to depict reins in both hands. It was quite a bit more difficult
to try to stabilize a large statue without using its own anatomy
It seems both Apollo and the Charioteer held
reins in their right hands, and leant on their chariots with their
left. Thus we can explain how the Charioteer lost his left
arm. When the smugglers of antiquities tried to separate the
statue from the chariot, the joint of the arm under the sleeve broke
first, and the rest of the hand remained on the chariot.
The second vertical fragment in Apollo’s hand
came from the rudder of the chariot. In this instance, when
smugglers attempted to detach the statue, the arm did not come off
since it was not attached at any place on the statue – it
was all one single piece. Instead the rudder broke. With
its left hand on the rudder, which is in the middle, the statue
must have stood on the right side of the Chariot, and perhaps on
its left (as was the case with the Charioteer of Delphi) there was
another figure – maybe a Nike.
This view was already presumed by a French
archaeologist (who merely said that Apollo may not have been on
the chariot alone). Another Frenchman observed that the boss
under the left foot of the Charioteer of Delphi had been made to
fit into a metal hollow, in order to secure the statue onto the
platform of a chariot. Evidence of similar bosses were found
under Apollo’s feet, except that these had broken off.
A charioteer held the reins in one hand when
he arrived at the finish; on victory coins we have seen that during
a race charioteers kept their hand closed on the reins, but at the
finish opened it to let go, as jockeys do today. It is divine
providence that Apollo’s identity remained in its open right palm,
just a few centimeters of a rein, which was enough to characterize
it as a charioteer.
The statue has the intensely thoughtful expression

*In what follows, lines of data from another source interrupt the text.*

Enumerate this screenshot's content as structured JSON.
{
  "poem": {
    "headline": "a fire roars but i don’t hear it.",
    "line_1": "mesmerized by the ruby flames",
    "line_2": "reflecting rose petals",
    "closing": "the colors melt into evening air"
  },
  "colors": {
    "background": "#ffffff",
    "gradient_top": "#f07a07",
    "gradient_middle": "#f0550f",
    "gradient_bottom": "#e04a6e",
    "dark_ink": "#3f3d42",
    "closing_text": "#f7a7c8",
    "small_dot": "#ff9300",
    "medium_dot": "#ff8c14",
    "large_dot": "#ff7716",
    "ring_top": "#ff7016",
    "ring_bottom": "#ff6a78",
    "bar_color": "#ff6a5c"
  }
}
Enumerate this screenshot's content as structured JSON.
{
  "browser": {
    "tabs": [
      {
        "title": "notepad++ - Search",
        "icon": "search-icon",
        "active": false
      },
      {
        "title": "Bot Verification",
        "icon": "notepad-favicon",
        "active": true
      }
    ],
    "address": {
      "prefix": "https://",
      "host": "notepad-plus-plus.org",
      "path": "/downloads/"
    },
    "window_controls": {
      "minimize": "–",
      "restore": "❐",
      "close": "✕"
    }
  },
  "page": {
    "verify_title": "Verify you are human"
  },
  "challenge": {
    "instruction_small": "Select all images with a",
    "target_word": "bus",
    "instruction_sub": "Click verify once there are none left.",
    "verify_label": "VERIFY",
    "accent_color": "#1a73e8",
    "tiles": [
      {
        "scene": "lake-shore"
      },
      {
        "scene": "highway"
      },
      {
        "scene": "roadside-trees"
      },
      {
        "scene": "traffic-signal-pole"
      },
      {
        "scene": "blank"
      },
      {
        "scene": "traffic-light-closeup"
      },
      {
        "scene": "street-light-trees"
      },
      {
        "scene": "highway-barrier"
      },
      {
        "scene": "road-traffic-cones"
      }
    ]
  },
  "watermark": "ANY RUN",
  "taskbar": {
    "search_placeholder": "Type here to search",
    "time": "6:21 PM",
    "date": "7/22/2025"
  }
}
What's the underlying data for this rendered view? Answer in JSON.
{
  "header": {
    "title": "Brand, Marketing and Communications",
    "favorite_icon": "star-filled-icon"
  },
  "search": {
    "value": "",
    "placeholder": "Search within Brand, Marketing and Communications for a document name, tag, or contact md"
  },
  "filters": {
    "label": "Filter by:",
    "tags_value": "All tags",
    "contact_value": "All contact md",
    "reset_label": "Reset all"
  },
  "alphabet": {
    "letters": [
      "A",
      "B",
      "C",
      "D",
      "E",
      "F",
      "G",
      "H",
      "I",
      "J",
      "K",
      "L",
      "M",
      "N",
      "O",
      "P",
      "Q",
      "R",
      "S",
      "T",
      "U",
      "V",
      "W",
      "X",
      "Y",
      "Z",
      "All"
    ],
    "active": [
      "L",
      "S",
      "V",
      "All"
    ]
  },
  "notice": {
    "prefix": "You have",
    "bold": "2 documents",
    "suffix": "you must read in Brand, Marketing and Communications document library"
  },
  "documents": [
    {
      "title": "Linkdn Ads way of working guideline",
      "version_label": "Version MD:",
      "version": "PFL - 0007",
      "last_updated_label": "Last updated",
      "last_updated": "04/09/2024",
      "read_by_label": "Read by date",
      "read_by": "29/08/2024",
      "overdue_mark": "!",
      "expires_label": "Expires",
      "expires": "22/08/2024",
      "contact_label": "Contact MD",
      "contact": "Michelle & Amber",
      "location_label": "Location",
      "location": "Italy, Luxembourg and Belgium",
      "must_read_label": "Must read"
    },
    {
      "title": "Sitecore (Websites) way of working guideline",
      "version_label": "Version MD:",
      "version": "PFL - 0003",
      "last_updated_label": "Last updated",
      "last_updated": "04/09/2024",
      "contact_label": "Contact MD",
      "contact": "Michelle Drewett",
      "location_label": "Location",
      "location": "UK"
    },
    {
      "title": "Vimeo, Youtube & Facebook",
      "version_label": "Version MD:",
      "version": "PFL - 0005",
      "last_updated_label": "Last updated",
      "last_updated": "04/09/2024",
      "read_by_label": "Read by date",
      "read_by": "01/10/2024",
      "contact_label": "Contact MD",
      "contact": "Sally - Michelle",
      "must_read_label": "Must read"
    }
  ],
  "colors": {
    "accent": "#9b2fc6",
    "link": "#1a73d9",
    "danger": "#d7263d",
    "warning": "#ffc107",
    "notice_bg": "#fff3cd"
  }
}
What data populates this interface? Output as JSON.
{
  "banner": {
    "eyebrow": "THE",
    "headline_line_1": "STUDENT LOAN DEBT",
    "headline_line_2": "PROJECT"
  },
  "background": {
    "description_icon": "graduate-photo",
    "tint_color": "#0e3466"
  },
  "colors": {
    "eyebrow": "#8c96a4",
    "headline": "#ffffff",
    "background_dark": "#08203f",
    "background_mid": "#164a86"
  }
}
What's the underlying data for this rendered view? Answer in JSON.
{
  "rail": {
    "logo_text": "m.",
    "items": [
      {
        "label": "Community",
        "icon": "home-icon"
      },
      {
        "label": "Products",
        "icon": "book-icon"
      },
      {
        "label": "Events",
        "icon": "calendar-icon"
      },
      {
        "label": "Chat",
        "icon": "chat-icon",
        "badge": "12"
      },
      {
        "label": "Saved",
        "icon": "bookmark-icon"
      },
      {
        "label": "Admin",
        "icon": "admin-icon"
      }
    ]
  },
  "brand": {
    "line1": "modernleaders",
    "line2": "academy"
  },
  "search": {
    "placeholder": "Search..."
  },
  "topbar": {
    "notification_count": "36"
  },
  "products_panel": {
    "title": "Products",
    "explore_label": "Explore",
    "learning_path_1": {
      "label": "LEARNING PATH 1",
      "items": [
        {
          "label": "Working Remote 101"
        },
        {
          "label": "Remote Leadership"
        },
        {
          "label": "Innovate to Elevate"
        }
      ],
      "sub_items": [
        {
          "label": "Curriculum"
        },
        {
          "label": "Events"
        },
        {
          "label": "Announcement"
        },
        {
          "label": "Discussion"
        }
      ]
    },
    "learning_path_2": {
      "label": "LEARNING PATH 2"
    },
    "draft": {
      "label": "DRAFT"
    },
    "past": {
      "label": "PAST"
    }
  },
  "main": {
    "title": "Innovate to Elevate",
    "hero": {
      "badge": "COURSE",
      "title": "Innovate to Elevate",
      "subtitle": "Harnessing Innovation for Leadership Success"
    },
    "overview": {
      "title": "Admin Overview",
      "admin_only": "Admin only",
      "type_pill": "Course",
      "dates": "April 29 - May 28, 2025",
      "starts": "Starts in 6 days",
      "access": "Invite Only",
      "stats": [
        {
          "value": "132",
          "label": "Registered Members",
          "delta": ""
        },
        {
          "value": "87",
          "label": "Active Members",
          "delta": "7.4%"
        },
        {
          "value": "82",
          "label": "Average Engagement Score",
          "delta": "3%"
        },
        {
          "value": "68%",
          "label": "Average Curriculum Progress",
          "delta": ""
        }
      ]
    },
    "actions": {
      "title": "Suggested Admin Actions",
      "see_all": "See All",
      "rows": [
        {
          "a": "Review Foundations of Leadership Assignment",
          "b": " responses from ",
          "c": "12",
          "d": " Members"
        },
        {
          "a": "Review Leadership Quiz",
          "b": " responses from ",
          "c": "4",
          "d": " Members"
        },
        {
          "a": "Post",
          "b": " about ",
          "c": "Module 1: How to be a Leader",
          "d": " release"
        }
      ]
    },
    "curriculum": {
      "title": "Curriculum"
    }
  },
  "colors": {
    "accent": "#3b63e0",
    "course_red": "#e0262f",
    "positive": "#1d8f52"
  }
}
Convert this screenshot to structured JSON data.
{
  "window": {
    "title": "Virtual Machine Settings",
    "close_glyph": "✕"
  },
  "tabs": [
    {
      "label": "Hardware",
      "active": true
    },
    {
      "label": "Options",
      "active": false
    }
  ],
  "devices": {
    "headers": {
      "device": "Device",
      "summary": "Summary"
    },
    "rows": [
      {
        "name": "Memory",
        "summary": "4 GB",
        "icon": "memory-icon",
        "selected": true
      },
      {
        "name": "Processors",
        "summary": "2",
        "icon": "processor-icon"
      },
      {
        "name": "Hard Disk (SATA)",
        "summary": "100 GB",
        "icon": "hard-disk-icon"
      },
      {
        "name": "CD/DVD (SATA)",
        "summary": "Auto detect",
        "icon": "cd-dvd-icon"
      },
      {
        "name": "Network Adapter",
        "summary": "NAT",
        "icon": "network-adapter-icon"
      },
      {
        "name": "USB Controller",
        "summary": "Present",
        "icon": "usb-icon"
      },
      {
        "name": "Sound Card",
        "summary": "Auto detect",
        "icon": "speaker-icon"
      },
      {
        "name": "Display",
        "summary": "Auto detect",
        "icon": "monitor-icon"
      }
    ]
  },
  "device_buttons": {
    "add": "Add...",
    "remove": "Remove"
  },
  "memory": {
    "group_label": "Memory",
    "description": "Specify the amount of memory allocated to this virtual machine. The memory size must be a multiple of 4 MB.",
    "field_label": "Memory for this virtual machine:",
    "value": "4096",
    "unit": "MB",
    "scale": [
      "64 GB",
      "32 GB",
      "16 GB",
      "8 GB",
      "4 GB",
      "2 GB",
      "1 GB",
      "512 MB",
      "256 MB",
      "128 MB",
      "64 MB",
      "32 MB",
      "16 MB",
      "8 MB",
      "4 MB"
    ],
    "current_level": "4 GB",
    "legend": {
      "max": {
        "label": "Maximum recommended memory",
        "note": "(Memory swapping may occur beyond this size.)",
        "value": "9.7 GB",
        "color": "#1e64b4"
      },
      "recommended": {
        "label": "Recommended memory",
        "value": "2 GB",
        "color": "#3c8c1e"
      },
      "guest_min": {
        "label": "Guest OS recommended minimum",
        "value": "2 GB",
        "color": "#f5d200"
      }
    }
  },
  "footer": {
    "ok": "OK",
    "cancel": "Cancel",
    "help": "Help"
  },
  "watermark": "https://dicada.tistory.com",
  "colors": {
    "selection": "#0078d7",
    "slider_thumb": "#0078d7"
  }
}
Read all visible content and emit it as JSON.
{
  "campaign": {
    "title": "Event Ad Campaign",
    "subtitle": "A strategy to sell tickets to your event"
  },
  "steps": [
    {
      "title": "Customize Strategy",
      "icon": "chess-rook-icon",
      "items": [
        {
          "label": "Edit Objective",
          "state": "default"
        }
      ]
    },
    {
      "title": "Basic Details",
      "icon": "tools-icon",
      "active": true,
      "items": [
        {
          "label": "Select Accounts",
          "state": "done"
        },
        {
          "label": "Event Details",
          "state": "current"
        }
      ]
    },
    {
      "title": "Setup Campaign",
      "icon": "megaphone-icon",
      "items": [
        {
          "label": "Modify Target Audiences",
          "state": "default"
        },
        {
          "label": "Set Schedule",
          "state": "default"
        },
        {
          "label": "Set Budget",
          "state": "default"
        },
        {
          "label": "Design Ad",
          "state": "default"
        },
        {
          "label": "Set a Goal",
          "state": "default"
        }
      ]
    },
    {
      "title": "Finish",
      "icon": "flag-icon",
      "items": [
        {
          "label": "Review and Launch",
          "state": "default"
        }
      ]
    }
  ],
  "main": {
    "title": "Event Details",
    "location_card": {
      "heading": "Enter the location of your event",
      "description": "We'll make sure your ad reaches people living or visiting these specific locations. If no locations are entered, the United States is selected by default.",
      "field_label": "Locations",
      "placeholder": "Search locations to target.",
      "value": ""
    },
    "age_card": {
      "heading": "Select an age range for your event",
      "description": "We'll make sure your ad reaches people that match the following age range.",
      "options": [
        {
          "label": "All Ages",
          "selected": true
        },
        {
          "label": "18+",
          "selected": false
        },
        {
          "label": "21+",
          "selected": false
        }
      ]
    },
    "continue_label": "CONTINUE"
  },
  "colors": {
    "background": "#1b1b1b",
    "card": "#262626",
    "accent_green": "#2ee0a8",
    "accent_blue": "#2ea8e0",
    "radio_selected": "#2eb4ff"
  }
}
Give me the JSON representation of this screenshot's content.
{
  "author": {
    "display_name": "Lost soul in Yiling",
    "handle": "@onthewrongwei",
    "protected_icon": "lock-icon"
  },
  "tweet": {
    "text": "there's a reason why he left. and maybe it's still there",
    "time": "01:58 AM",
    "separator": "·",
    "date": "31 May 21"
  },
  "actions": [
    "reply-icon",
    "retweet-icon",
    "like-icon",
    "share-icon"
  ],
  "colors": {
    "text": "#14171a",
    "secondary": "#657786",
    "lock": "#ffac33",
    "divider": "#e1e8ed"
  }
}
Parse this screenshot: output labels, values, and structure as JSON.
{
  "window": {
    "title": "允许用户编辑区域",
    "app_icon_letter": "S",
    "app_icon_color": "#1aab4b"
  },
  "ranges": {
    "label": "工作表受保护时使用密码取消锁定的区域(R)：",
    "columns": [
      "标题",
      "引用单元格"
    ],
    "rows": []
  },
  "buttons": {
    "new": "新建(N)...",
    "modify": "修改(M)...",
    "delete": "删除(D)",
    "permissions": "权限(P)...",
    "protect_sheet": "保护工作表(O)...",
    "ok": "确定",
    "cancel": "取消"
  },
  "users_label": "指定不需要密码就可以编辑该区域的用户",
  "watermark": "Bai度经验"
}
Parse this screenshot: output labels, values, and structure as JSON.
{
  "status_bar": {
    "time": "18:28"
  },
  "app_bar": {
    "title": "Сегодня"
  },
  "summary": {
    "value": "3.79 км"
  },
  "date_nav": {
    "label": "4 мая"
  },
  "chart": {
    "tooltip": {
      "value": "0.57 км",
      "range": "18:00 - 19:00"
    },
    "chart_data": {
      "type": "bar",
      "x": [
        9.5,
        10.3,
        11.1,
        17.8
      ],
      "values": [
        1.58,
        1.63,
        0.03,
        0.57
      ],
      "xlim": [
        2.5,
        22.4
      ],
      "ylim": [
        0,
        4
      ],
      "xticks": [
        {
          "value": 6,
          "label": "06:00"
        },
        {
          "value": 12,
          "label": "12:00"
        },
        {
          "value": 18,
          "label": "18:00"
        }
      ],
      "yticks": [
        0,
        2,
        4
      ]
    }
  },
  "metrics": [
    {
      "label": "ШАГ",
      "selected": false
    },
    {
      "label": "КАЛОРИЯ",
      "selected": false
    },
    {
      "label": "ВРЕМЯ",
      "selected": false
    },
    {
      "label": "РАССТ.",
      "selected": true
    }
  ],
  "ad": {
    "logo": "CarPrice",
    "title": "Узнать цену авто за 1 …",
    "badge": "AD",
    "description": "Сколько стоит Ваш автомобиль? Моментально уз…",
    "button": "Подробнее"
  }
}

of a charioteer: it was too easy to lose control of horses – the
responsibility was huge! The charioteer had to watch that
the chariot would not overturn, and through enormous skill had to
arrive first at the finish.
Apollo of Piraeus does not appear merely to
be holding onto something; it has a certain power, it is ready for
action. From up high in a chariot, it looks downward, at horses.
There were not evident reins in its hand, as with the Charioteer
of Delphi. Nor were there a long tunic, inscriptions, or signs
of horses and a chariot.
It was the expression that betrayed Apollo
of Piraeus as a charioteer, because of the existence of other charioteers
in distant China. The coincidence in common patterns and technique
Today Apollo is exhibited at almost
the right height (taking into account not only the chariot, but
the stone pedestal) in the Piraeus Museum. It would be better
placed in the hall adjacent to where it now resides though, because
of that hall’s longer perspective. Presently one sees and
arrives at the statue all at once, whereas it seems to have been
made to be viewed from a distance, as its life-size horses stood
in front of it.
Apollo of Piraeus
as a Charioteer